I've been a loyal United Airlines
customer for my entire life. I got a frequent flyer number when I was just a child, and accrued
Experiencing the merger of Continental Airlines
and United as both a customer and a customer experience expert has been fascinating. From a purely operational and business process standpoint, the merger has gone fairly smoothly. By smoothly, I mean that in the past 18 months of traveling, I have experienced very little interruption to the basic service that I expect from the airline: flights that go where I want them to, when I want them to, without losing my luggage along the way. Just as with Chase's subsuming of the WaMu experience, the basic nuts and bolts of the operations have continued. This fact no doubt represents a herculean amount of effort from the companies involved, and they should be commended for a job well done.
But just as with the Chase merger, the way that the brand experience has been handled can only be characterized as atrocious.
Starting with the choice to literally merge the two companies' logos (the Continental globe and the United type treatment) the customer experience and brand expression of the company feels like it was cobbled together through contract negotiations. You can almost imagine the discussion in the board room as the two companies worked through things. OK, we'll get rid of the "U" logo and add your wireframe globe, but we're keeping the type (equally as bad a job as the new Microsoft logo, which has been catching flak this month). We'll keep our mileage plus program name, but we'll use your membership numbers. We'll take these pages from your web site, and merge them with ours.
The results have been almost laughable. The United web site
went from being one of the best in the business to having some of the worst usability of any airline web site I've ever used. The design language seems to change from one page to another, as it appears that literally entire sections of the United web site were replaced with the corresponding pages from Continental. The site's home page, for instance retains the old United.Com navigation bar, while the content underneath has clearly been pulled from the continental web site. I count at least 15 different variations in typeface on the home page.

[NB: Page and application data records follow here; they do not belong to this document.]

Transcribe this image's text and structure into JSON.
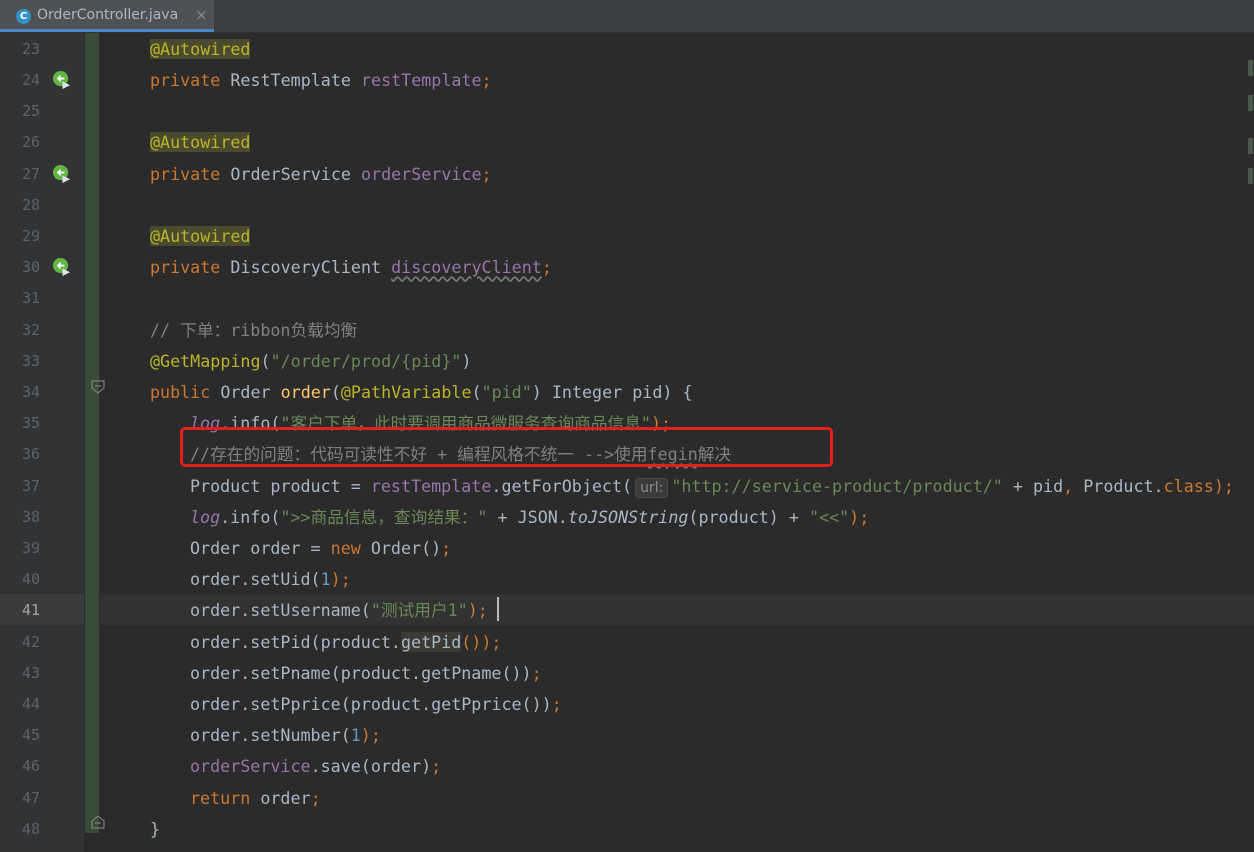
{
  "tab": {
    "filename": "OrderController.java",
    "icon": "class-icon",
    "icon_letter": "C",
    "close": "×"
  },
  "colors": {
    "annotation": "#bbb529",
    "keyword": "#cc7832",
    "field": "#9876aa",
    "string": "#6a8759",
    "comment": "#808080",
    "highlight_box": "#e5201c"
  },
  "lines": {
    "l23": {
      "num": "23",
      "ann": "@Autowired"
    },
    "l24": {
      "num": "24",
      "kw": "private",
      "type": "RestTemplate",
      "field": "restTemplate",
      "semi": ";"
    },
    "l25": {
      "num": "25"
    },
    "l26": {
      "num": "26",
      "ann": "@Autowired"
    },
    "l27": {
      "num": "27",
      "kw": "private",
      "type": "OrderService",
      "field": "orderService",
      "semi": ";"
    },
    "l28": {
      "num": "28"
    },
    "l29": {
      "num": "29",
      "ann": "@Autowired"
    },
    "l30": {
      "num": "30",
      "kw": "private",
      "type": "DiscoveryClient",
      "field": "discoveryClient",
      "semi": ";"
    },
    "l31": {
      "num": "31"
    },
    "l32": {
      "num": "32",
      "comment": "// 下单：ribbon负载均衡"
    },
    "l33": {
      "num": "33",
      "ann": "@GetMapping",
      "open": "(",
      "str": "\"/order/prod/{pid}\"",
      "close": ")"
    },
    "l34": {
      "num": "34",
      "kw": "public",
      "type": "Order",
      "method": "order",
      "open": "(",
      "ann": "@PathVariable",
      "open2": "(",
      "str": "\"pid\"",
      "close2": ")",
      "param": " Integer pid) {"
    },
    "l35": {
      "num": "35",
      "log": "log",
      "call": ".info(",
      "str": "\"客户下单，此时要调用商品微服务查询商品信息\"",
      "end": ");"
    },
    "l36": {
      "num": "36",
      "comment_a": "//存在的问题：代码可读性不好 + 编程风格不统一 -->使用",
      "comment_b": "fegin",
      "comment_c": "解决"
    },
    "l37": {
      "num": "37",
      "pre": "Product product = ",
      "field": "restTemplate",
      "call": ".getForObject(",
      "hint": "url:",
      "str": "\"http://service-product/product/\"",
      "mid": " + pid",
      "comma": ",",
      "cls": " Product.",
      "kw": "class",
      "end": ");"
    },
    "l38": {
      "num": "38",
      "log": "log",
      "call": ".info(",
      "str": "\">>商品信息，查询结果：\"",
      "mid": " + JSON.",
      "static": "toJSONString",
      "arg": "(product) + ",
      "str2": "\"<<\"",
      "end": ");"
    },
    "l39": {
      "num": "39",
      "pre": "Order order = ",
      "kw": "new",
      "post": " Order()",
      "semi": ";"
    },
    "l40": {
      "num": "40",
      "pre": "order.setUid(",
      "n": "1",
      "end": ");"
    },
    "l41": {
      "num": "41",
      "pre": "order.setUsername(",
      "str": "\"测试用户1\"",
      "end": ");"
    },
    "l42": {
      "num": "42",
      "pre": "order.setPid(product.",
      "hl": "getPid",
      "end": "());"
    },
    "l43": {
      "num": "43",
      "pre": "order.setPname(product.getPname())",
      "semi": ";"
    },
    "l44": {
      "num": "44",
      "pre": "order.setPprice(product.getPprice())",
      "semi": ";"
    },
    "l45": {
      "num": "45",
      "pre": "order.setNumber(",
      "n": "1",
      "end": ");"
    },
    "l46": {
      "num": "46",
      "field": "orderService",
      "post": ".save(order)",
      "semi": ";"
    },
    "l47": {
      "num": "47",
      "kw": "return",
      "post": " order",
      "semi": ";"
    },
    "l48": {
      "num": "48",
      "brace": "}"
    }
  }
}
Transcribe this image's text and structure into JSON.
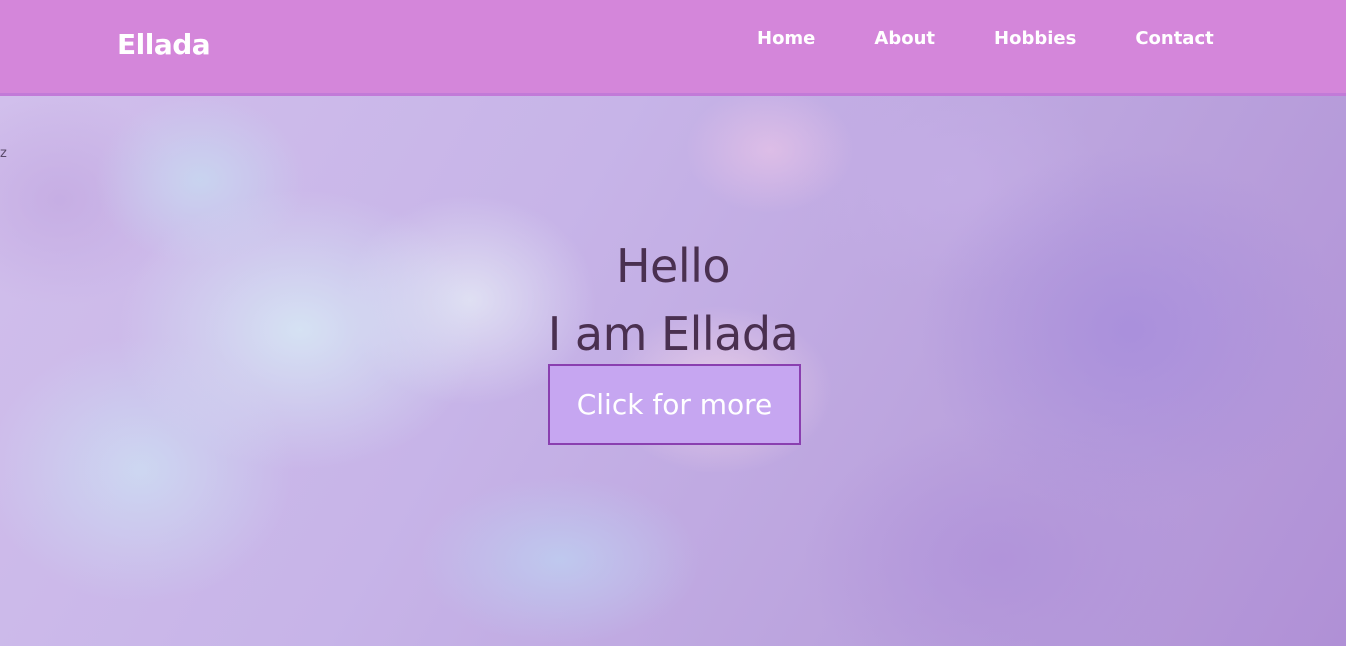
{
  "navbar": {
    "brand": "Ellada",
    "links": [
      {
        "label": "Home"
      },
      {
        "label": "About"
      },
      {
        "label": "Hobbies"
      },
      {
        "label": "Contact"
      }
    ],
    "background_color": "#d486da"
  },
  "stray_text": "z",
  "hero": {
    "line1": "Hello",
    "line2": "I am Ellada",
    "button_label": "Click for more",
    "text_color": "#4a3050",
    "button_color": "#c6a6f1",
    "button_border_color": "#8a3fb0"
  }
}
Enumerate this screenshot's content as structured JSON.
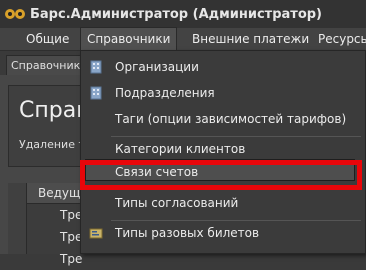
{
  "window": {
    "title": "Барс.Администратор (Администратор)"
  },
  "menubar": {
    "items": [
      {
        "label": "Общие"
      },
      {
        "label": "Справочники"
      },
      {
        "label": "Внешние платежи"
      },
      {
        "label": "Ресурсы"
      }
    ]
  },
  "tabs": [
    {
      "label": "Справочник"
    }
  ],
  "panel": {
    "title": "Справо",
    "subtitle": "Удаление т"
  },
  "grid": {
    "column_header": "Ведуща",
    "rows": [
      {
        "cell": "Тре"
      },
      {
        "cell": "Тре"
      },
      {
        "cell": "Тре"
      }
    ]
  },
  "dropdown": {
    "items": [
      {
        "label": "Организации",
        "icon": "building-icon"
      },
      {
        "label": "Подразделения",
        "icon": "building-icon"
      },
      {
        "label": "Таги (опции зависимостей тарифов)",
        "icon": ""
      },
      {
        "label": "Категории клиентов",
        "icon": ""
      },
      {
        "label": "Связи счетов",
        "icon": ""
      },
      {
        "label": "Типы согласований",
        "icon": ""
      },
      {
        "label": "Типы разовых билетов",
        "icon": "ticket-icon"
      }
    ]
  },
  "colors": {
    "highlight_frame": "#e8060a",
    "background": "#3a3a3a",
    "menu": "#3b3b3b"
  }
}
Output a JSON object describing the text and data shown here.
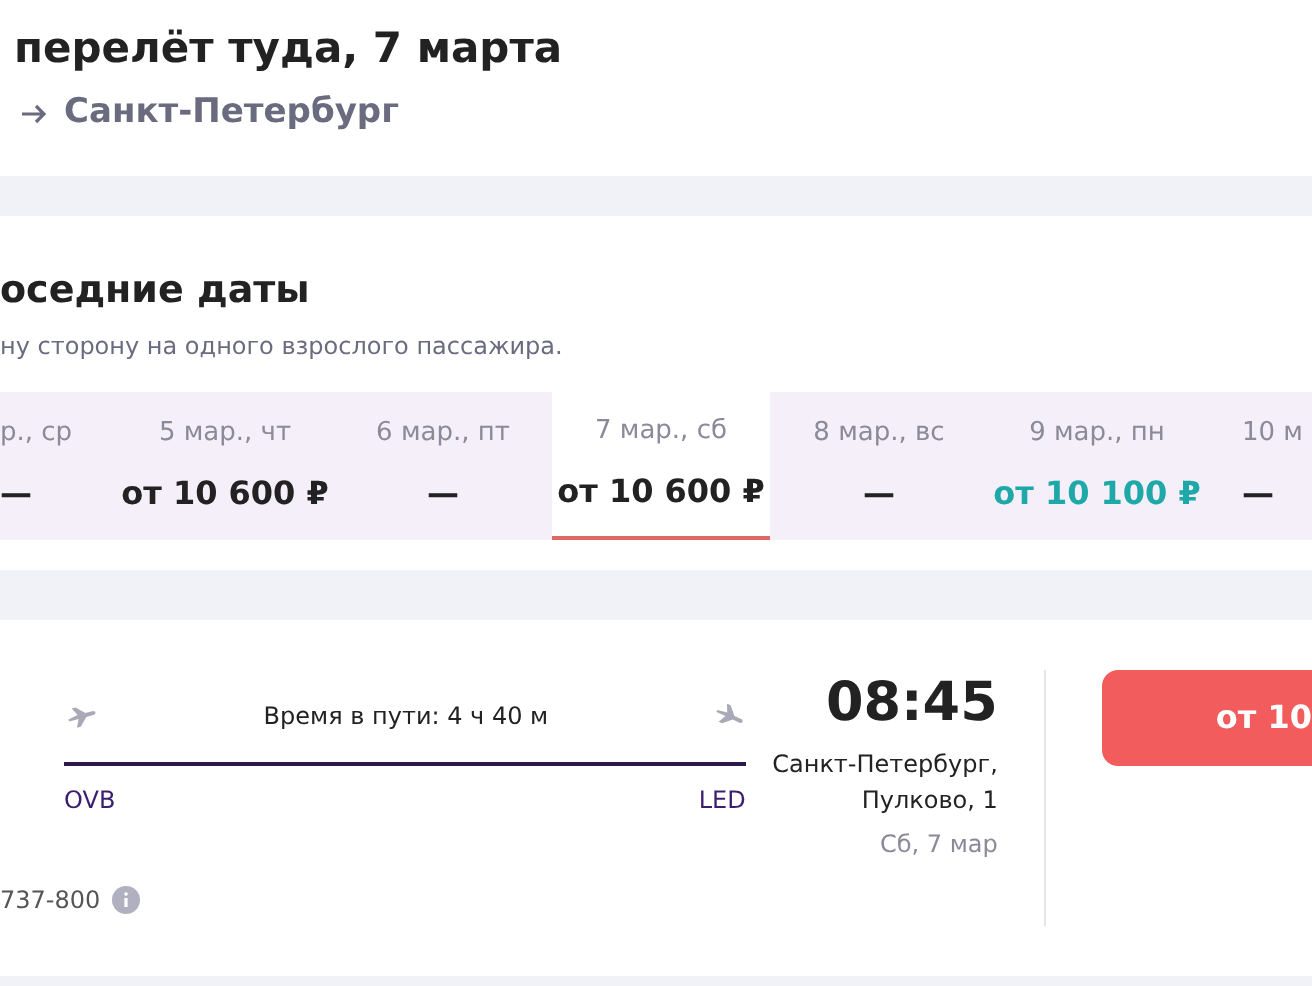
{
  "header": {
    "title": "перелёт туда, 7 марта",
    "destination": "Санкт-Петербург"
  },
  "nearby": {
    "title": "оседние даты",
    "subtitle": "ну сторону на одного взрослого пассажира.",
    "dates": [
      {
        "kind": "start",
        "label": "р., ср",
        "price": "—",
        "selected": false,
        "cheapest": false
      },
      {
        "kind": "full",
        "label": "5 мар., чт",
        "price": "от 10 600 ₽",
        "selected": false,
        "cheapest": false
      },
      {
        "kind": "full",
        "label": "6 мар., пт",
        "price": "—",
        "selected": false,
        "cheapest": false
      },
      {
        "kind": "full",
        "label": "7 мар., сб",
        "price": "от 10 600 ₽",
        "selected": true,
        "cheapest": false
      },
      {
        "kind": "full",
        "label": "8 мар., вс",
        "price": "—",
        "selected": false,
        "cheapest": false
      },
      {
        "kind": "full",
        "label": "9 мар., пн",
        "price": "от 10 100 ₽",
        "selected": false,
        "cheapest": true
      },
      {
        "kind": "end",
        "label": "10 м",
        "price": "—",
        "selected": false,
        "cheapest": false
      }
    ]
  },
  "flight": {
    "duration": "Время в пути: 4 ч 40 м",
    "from_code": "OVB",
    "to_code": "LED",
    "arrival_time": "08:45",
    "arrival_place": "Санкт-Петербург,\nПулково, 1",
    "arrival_date": "Сб, 7 мар",
    "aircraft": "737-800",
    "buy": "от 10"
  }
}
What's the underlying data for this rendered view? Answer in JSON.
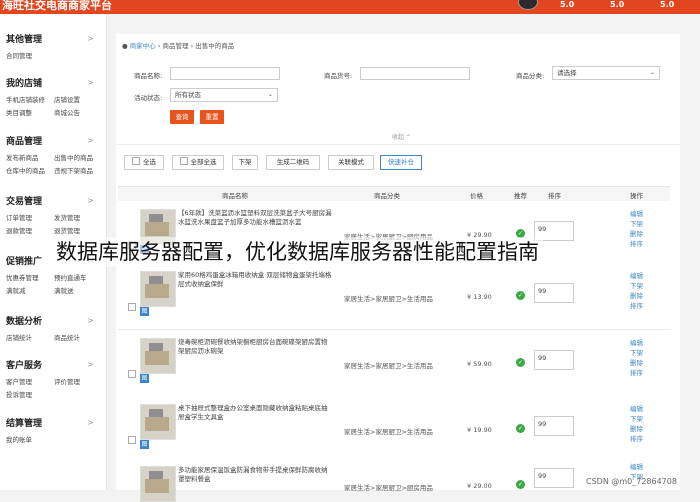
{
  "topbar": {
    "brand": "海旺社交电商商家平台",
    "stats": [
      "5.0",
      "5.0",
      "5.0"
    ]
  },
  "sidebar": [
    {
      "title": "其他管理",
      "items": [
        "合同管理"
      ]
    },
    {
      "title": "我的店铺",
      "items": [
        "手机店铺装修",
        "店铺设置",
        "类目调整",
        "商城公告"
      ]
    },
    {
      "title": "商品管理",
      "items": [
        "发布新商品",
        "出售中的商品",
        "仓库中的商品",
        "违规下架商品"
      ]
    },
    {
      "title": "交易管理",
      "items": [
        "订单管理",
        "发货管理",
        "退款管理",
        "退货管理"
      ]
    },
    {
      "title": "促销推广",
      "items": [
        "优惠券管理",
        "预约直通车",
        "满就减",
        "满就送"
      ]
    },
    {
      "title": "数据分析",
      "items": [
        "店铺统计",
        "商品统计"
      ]
    },
    {
      "title": "客户服务",
      "items": [
        "客户管理",
        "评价管理",
        "投诉管理"
      ]
    },
    {
      "title": "结算管理",
      "items": [
        "我的账单"
      ]
    }
  ],
  "breadcrumb": {
    "home": "商家中心",
    "sep": "›",
    "level1": "商品管理",
    "level2": "出售中的商品"
  },
  "filters": {
    "name_label": "商品名称:",
    "code_label": "商品货号:",
    "category_label": "商品分类:",
    "category_value": "请选择",
    "status_label": "活动状态:",
    "status_value": "所有状态",
    "search_btn": "查询",
    "reset_btn": "重置",
    "collapse": "收起 ⌃"
  },
  "actions": [
    "全选",
    "全部全选",
    "下架",
    "生成二维码",
    "关联模式",
    "快速补仓"
  ],
  "table": {
    "headers": [
      "商品名称",
      "商品分类",
      "价格",
      "推荐",
      "排序",
      "操作"
    ],
    "ops": [
      "编辑",
      "下架",
      "删除",
      "排序"
    ],
    "tag": "图",
    "rows": [
      {
        "name": "【6年款】洗菜篮沥水篮塑料双层洗菜盆子大号厨房漏水篮洗水果盘篮子加厚多功能水槽篮沥水篮",
        "category": "家居生活>家居厨卫>厨房用品",
        "price": "¥ 29.90",
        "sort": "99"
      },
      {
        "name": "家用60格鸡蛋盒冰箱用收纳盒 双层储物盒蛋架托端格层式收纳盒保鲜",
        "category": "家居生活>家居厨卫>生活用品",
        "price": "¥ 13.90",
        "sort": "99"
      },
      {
        "name": "烧毒碗柜沥碗餐收纳架橱柜厨房台面碗碟架厨房置物架厨房沥水碗架",
        "category": "家居生活>家居厨卫>生活用品",
        "price": "¥ 59.90",
        "sort": "99"
      },
      {
        "name": "桌下抽屉式整理盒办公室桌面隐藏收纳盒粘贴桌底抽屉盒学生文具盒",
        "category": "家居生活>家居厨卫>生活用品",
        "price": "¥ 19.90",
        "sort": "99"
      },
      {
        "name": "多功能家居保温饭盒防漏食物带手提桌保鲜防腐收纳罩塑料餐盒",
        "category": "家居生活>家居厨卫>厨房用品",
        "price": "¥ 29.00",
        "sort": "99"
      }
    ]
  },
  "overlay_text": "数据库服务器配置，优化数据库服务器性能配置指南",
  "watermark": "CSDN @m0_72864708",
  "colors": {
    "brand": "#e2461e",
    "button": "#e8541e",
    "link": "#3a86c8",
    "check": "#3aa843"
  }
}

But it's not just the web site. All sorts of things have changed for me as a customer, and very few for the better. Merging two of the world's largest air carriers and all their customers must, of course, necessitate some change. But as humans, we don't like change. Even changes for the better rattle us, as pretty much every major e-commerce redesign in history has proven (conversion rates and customer feedback often see a brief dip as people get used to the new site).
But despite taking into account my own primal reactions to change, things with this new merged customer experience aren't just different, they're worse. After buying a plane ticket online I now get twice as many e-mails with half as much of the information I need in them. The confirmation of my ticket purchase doesn't actually include the flight times or flight numbers. I have to wait for a completely separate e-mail to arrive that has that info in it. Dozens of equally small aspects of the way I interact with my airline have changed, adding up to a simple result: dealing with my airline of choice has become more difficult, and more unpleasant, especially in an age where I am encouraged and even required to process my relationship with the company online.
The Danger of Mergers
Very few mergers leave customers feeling cared for and more confident of the combined entity. The reasons are obvious -- companies focus on the core business aspects of the merger rather than the "finer points" -- but to the customer, those finer points matter a lot. Because of the disruption inherent in such large corporate pivots, it can be all too easy for executives to chalk up rockier relations with customers to the overall turmoil of the process, rather than something that could have been avoided. That turmoil can also mask the true damage that the experience can produce in customer trust, confidence, and loyalty.